SC panel exposes porous border
When it comes to protecting the huge illegal immigrant votebank and cling on to power in Dispur at any cost, successive governments in Assam have had no compunctions in shamelessly prevaricating and lying before the apex court of the land. For years on end, the Supreme Court has sternly taken the Assam government as well as the Central government to task about leaving the India-Bangladesh border open. Various lame excuses have been trotted out, many outright false statements have been made before the apex court about steps ostensibly taken to plug the gaps at the border. Governments here have lamented that unlike the border with Pakistan, India’s border with Bangladesh is difficult to guard because of riverine stretches and enclaves of one country in adverse possession of the other. Well, New Delhi and Dhaka have now begun to implement the land boundary agreement on the ground by exchanging enclaves and ratiolising the border. But all this is no guarantee that this border will stop being porous anytime soon, as illegal immigrant voters are simply too valuable to dispense with by political parties like the Congress over here. This has been brought to light again recently by the Upamanyu Hazarika one-man commission set up by the Supreme Court to study the India-Bangladesh border. Its fil report after on-the-spot study has once again laid bare the utter mockery the government has made of safeguarding the border, despite its frequent tall claims about installing barbed wire fencing and floodlights, desigting no-man’s land from the boundary to 150 metres inside, and regular patrolling by the BSF.
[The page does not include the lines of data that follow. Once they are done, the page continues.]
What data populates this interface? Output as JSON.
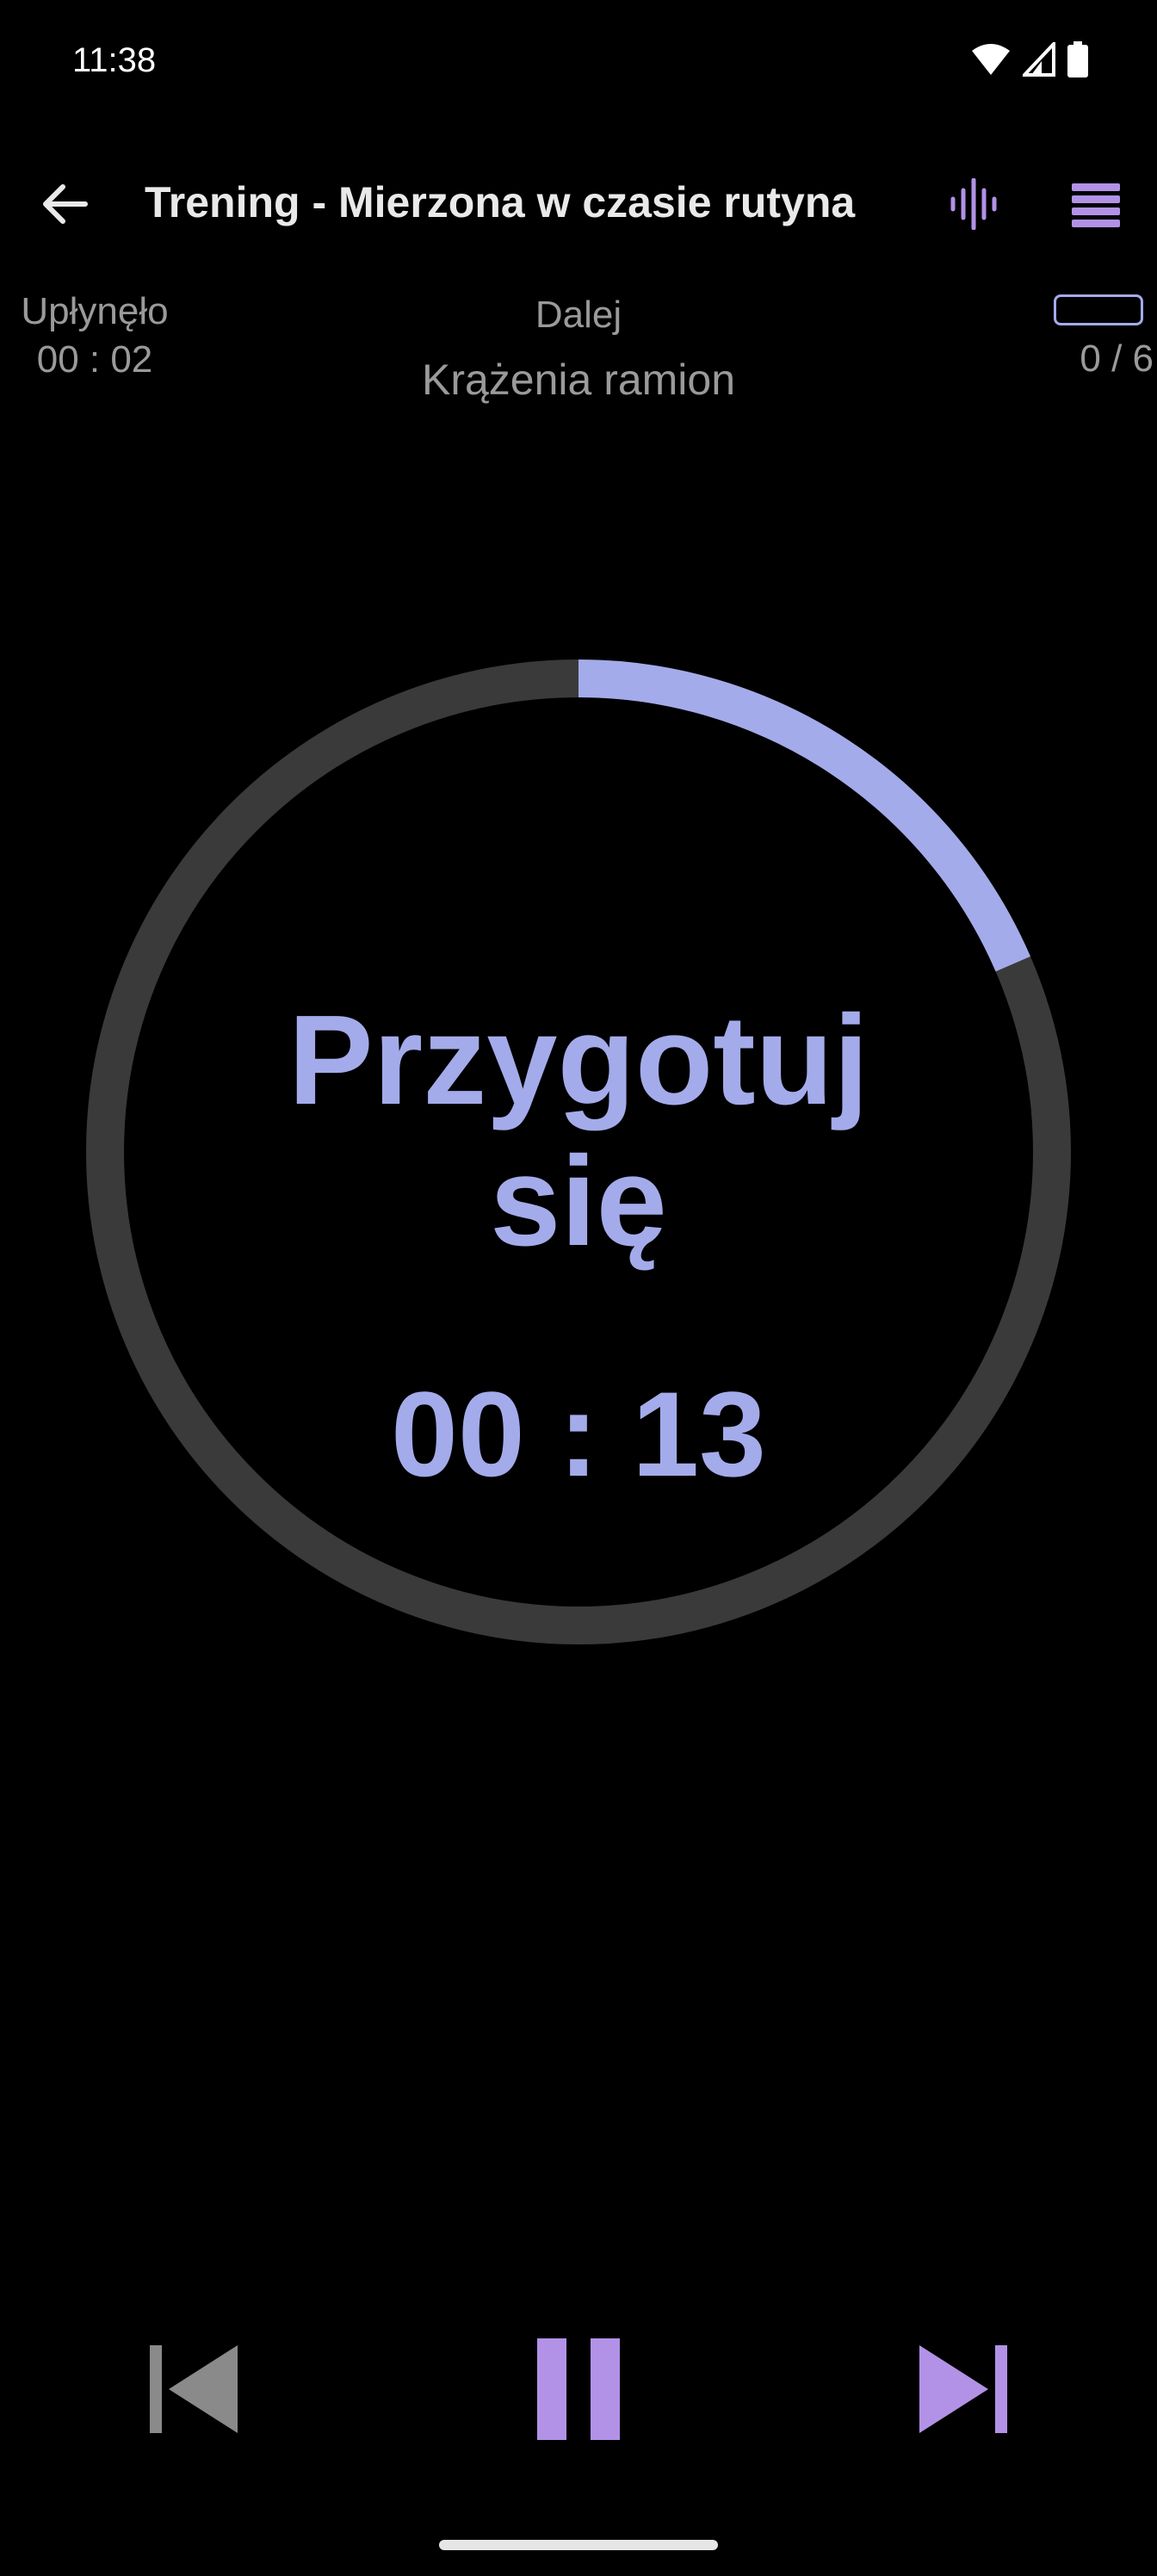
{
  "status_bar": {
    "time": "11:38",
    "icons": [
      "wifi-icon",
      "signal-icon",
      "battery-icon"
    ]
  },
  "app_bar": {
    "title": "Trening - Mierzona w czasie rutyna",
    "back_icon": "arrow-left-icon",
    "sound_icon": "waveform-icon",
    "menu_icon": "list-icon"
  },
  "info": {
    "elapsed_label": "Upłynęło",
    "elapsed_value": "00 : 02",
    "next_label": "Dalej",
    "next_value": "Krążenia ramion",
    "counter": "0 / 6",
    "overall_progress": 0
  },
  "timer": {
    "phase_line1": "Przygotuj",
    "phase_line2": "się",
    "remaining": "00 : 13",
    "progress_fraction": 0.185
  },
  "controls": {
    "prev_icon": "skip-previous-icon",
    "pause_icon": "pause-icon",
    "next_icon": "skip-next-icon"
  },
  "colors": {
    "accent": "#a4abea",
    "accent_purple": "#b292e6",
    "track": "#3a3a3a",
    "muted_text": "#9a9a9a",
    "disabled_icon": "#8a8a8a"
  }
}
The Hazarika commission has now revealed that around 58 km riverine stretch of the border in Dhubri district continues to remain unfenced. There are villages like Takamari situated bang on the boundary line, through which people and cattle move freely from one country to the other. Smuggling of cattle to Bangladesh with payment being made in fake Indian currency notes is rampant across many open spaces through the border. The security features in the high-denomition counterfeit notes are so finely duplicated that they are almost impossible to detect. Cattle from Assam and parts of north and northeast India are driven daily across the border to be auctioned inside Bangladesh, with the mafia making regular payments to corrupt sections of the BSF and policemen in their payroll. As for floodlights to keep the border lit at night, the situation is ludicrous, to say the least. Many floodlights built by the Central Public Works department have not yet been handed over to the BSF because the State government is in no position to provide electricity. The few floodlights handed over to the BSF are kept lit for a couple of hours with generators before they are switched off. Whether in the Dhubri or Silchar parts of the border, the state of affairs is the same. It is therefore clear that while keeping the border porous adds to the votebank of parties like the Congress and the AIUDF, the smuggling and other illegal activities have led to the growth of many vested interests on this side of the border. As to how the unchecked tide of infiltrators from across the border first mage to encroach upon government land, reserved forests and grazing areas, then secure various documents to regularize their illegal stay and get into voters lists — are some major questions that the Upamanyu Hazarika commission has posed in its damning report. Now that the Supreme Court has got the actual picture of the situation at the India-Bangladesh border from its own panel, it will be interesting to see what stand the Tarun Gogoi-led Congress government takes in the coming days, with the apex court scheduled to take up for hearing some critical issues related to the NRC update in Assam.